- [Task statement]
Copy each line from the data that has the word "avaliações" in it.

- [Task inputs]
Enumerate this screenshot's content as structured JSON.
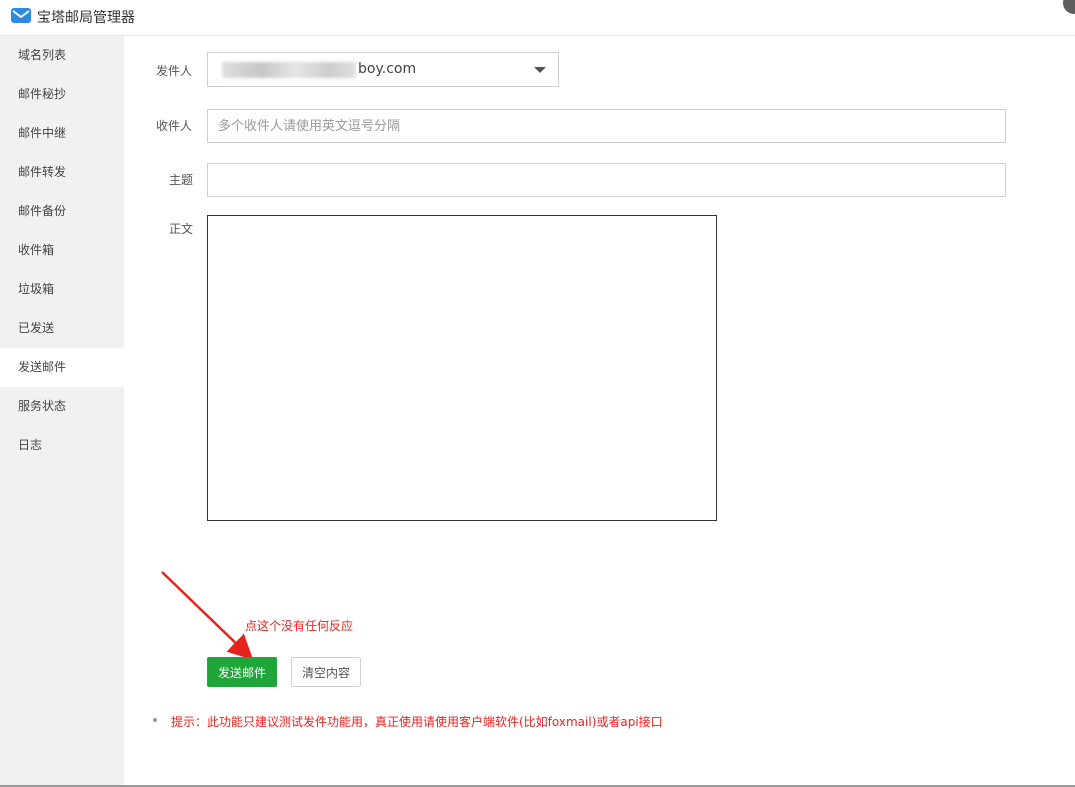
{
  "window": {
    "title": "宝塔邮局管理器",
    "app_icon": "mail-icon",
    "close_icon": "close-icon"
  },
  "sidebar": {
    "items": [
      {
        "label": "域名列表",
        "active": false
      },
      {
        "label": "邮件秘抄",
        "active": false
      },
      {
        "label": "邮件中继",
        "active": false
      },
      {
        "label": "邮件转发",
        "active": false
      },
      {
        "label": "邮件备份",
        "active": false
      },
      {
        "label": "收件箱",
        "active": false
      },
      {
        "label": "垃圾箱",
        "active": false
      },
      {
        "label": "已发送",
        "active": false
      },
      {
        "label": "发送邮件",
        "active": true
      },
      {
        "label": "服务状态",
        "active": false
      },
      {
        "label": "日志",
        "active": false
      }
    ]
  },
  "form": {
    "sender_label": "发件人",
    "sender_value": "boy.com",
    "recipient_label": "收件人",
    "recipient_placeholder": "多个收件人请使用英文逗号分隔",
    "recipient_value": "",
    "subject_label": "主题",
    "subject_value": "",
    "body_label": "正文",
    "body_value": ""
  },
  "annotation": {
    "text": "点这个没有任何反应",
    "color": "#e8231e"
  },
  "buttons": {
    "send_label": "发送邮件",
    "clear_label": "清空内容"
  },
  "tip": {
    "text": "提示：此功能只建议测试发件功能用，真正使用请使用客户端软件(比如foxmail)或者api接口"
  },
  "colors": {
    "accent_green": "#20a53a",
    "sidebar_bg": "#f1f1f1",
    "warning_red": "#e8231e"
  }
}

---

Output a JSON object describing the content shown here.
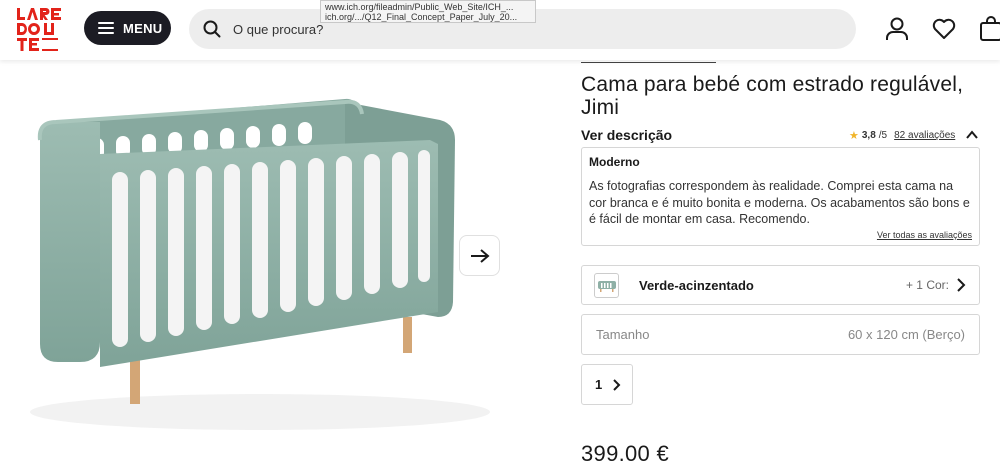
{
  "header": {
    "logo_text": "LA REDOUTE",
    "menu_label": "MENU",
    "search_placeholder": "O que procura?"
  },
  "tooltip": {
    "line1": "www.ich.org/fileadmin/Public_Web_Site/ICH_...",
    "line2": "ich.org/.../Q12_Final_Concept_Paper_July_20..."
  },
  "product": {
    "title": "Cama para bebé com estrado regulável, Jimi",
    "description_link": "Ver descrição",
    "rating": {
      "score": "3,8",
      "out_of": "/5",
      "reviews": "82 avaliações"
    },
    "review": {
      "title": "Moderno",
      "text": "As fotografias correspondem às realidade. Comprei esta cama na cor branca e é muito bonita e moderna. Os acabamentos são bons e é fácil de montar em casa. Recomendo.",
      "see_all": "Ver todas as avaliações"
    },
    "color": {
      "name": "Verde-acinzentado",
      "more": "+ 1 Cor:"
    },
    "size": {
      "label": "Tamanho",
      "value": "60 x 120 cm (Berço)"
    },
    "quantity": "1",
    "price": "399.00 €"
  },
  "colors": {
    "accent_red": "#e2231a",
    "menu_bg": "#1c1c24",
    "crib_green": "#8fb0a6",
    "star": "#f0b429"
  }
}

- [Result below]
      "reviews": "82 avaliações"
      "see_all": "Ver todas as avaliações"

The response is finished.